→ **Work order**
Each of the entries beneath this task should be written out exactly.

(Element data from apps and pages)
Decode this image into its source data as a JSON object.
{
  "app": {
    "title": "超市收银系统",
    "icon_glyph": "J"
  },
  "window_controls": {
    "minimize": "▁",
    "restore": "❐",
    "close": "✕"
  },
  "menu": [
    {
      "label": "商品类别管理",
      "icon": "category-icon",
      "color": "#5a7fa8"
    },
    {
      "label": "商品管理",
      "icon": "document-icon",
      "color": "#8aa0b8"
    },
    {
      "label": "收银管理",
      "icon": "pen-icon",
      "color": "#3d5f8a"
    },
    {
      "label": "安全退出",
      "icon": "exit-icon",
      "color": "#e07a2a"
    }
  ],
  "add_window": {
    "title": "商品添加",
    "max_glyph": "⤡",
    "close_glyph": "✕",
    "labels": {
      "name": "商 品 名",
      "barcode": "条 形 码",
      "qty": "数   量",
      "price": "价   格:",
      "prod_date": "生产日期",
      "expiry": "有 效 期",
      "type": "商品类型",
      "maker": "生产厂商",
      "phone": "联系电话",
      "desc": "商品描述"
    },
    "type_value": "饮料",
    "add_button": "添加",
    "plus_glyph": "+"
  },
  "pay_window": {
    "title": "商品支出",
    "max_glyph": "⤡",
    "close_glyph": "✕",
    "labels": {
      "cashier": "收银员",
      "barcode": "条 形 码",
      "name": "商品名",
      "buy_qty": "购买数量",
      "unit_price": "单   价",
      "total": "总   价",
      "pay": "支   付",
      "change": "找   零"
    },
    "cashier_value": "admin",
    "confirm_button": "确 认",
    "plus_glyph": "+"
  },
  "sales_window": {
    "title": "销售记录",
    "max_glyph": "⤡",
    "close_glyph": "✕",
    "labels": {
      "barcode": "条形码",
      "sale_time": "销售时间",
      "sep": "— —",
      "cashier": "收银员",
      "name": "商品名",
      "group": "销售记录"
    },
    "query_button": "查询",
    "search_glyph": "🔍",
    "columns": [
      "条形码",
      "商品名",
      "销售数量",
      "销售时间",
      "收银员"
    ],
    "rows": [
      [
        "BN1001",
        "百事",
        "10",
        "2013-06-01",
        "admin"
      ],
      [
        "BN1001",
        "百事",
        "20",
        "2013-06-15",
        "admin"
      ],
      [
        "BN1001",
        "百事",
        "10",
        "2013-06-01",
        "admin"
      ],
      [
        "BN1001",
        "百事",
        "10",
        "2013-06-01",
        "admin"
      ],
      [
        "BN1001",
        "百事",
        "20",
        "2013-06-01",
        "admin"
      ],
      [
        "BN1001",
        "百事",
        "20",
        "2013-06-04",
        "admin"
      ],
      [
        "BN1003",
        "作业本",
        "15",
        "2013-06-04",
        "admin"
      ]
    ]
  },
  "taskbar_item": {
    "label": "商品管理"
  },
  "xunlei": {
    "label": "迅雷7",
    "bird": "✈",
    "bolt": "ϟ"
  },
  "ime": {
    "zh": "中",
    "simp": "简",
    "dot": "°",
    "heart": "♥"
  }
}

→ **Answer space**
Decode this image into its source data as a JSON object.
{
  "app": {
    "title": "超市收银系统",
    "icon_glyph": "J"
  },
  "window_controls": {
    "minimize": "▁",
    "restore": "❐",
    "close": "✕"
  },
  "menu": [
    {
      "label": "商品类别管理",
      "icon": "category-icon",
      "color": "#5a7fa8"
    },
    {
      "label": "商品管理",
      "icon": "document-icon",
      "color": "#8aa0b8"
    },
    {
      "label": "收银管理",
      "icon": "pen-icon",
      "color": "#3d5f8a"
    },
    {
      "label": "安全退出",
      "icon": "exit-icon",
      "color": "#e07a2a"
    }
  ],
  "add_window": {
    "title": "商品添加",
    "max_glyph": "⤡",
    "close_glyph": "✕",
    "labels": {
      "name": "商 品 名",
      "barcode": "条 形 码",
      "qty": "数   量",
      "price": "价   格:",
      "prod_date": "生产日期",
      "expiry": "有 效 期",
      "type": "商品类型",
      "maker": "生产厂商",
      "phone": "联系电话",
      "desc": "商品描述"
    },
    "type_value": "饮料",
    "add_button": "添加",
    "plus_glyph": "+"
  },
  "pay_window": {
    "title": "商品支出",
    "max_glyph": "⤡",
    "close_glyph": "✕",
    "labels": {
      "cashier": "收银员",
      "barcode": "条 形 码",
      "name": "商品名",
      "buy_qty": "购买数量",
      "unit_price": "单   价",
      "total": "总   价",
      "pay": "支   付",
      "change": "找   零"
    },
    "cashier_value": "admin",
    "confirm_button": "确 认",
    "plus_glyph": "+"
  },
  "sales_window": {
    "title": "销售记录",
    "max_glyph": "⤡",
    "close_glyph": "✕",
    "labels": {
      "barcode": "条形码",
      "sale_time": "销售时间",
      "sep": "— —",
      "cashier": "收银员",
      "name": "商品名",
      "group": "销售记录"
    },
    "query_button": "查询",
    "search_glyph": "🔍",
    "columns": [
      "条形码",
      "商品名",
      "销售数量",
      "销售时间",
      "收银员"
    ],
    "rows": [
      [
        "BN1001",
        "百事",
        "10",
        "2013-06-01",
        "admin"
      ],
      [
        "BN1001",
        "百事",
        "20",
        "2013-06-15",
        "admin"
      ],
      [
        "BN1001",
        "百事",
        "10",
        "2013-06-01",
        "admin"
      ],
      [
        "BN1001",
        "百事",
        "10",
        "2013-06-01",
        "admin"
      ],
      [
        "BN1001",
        "百事",
        "20",
        "2013-06-01",
        "admin"
      ],
      [
        "BN1001",
        "百事",
        "20",
        "2013-06-04",
        "admin"
      ],
      [
        "BN1003",
        "作业本",
        "15",
        "2013-06-04",
        "admin"
      ]
    ]
  },
  "taskbar_item": {
    "label": "商品管理"
  },
  "xunlei": {
    "label": "迅雷7",
    "bird": "✈",
    "bolt": "ϟ"
  },
  "ime": {
    "zh": "中",
    "simp": "简",
    "dot": "°",
    "heart": "♥"
  }
}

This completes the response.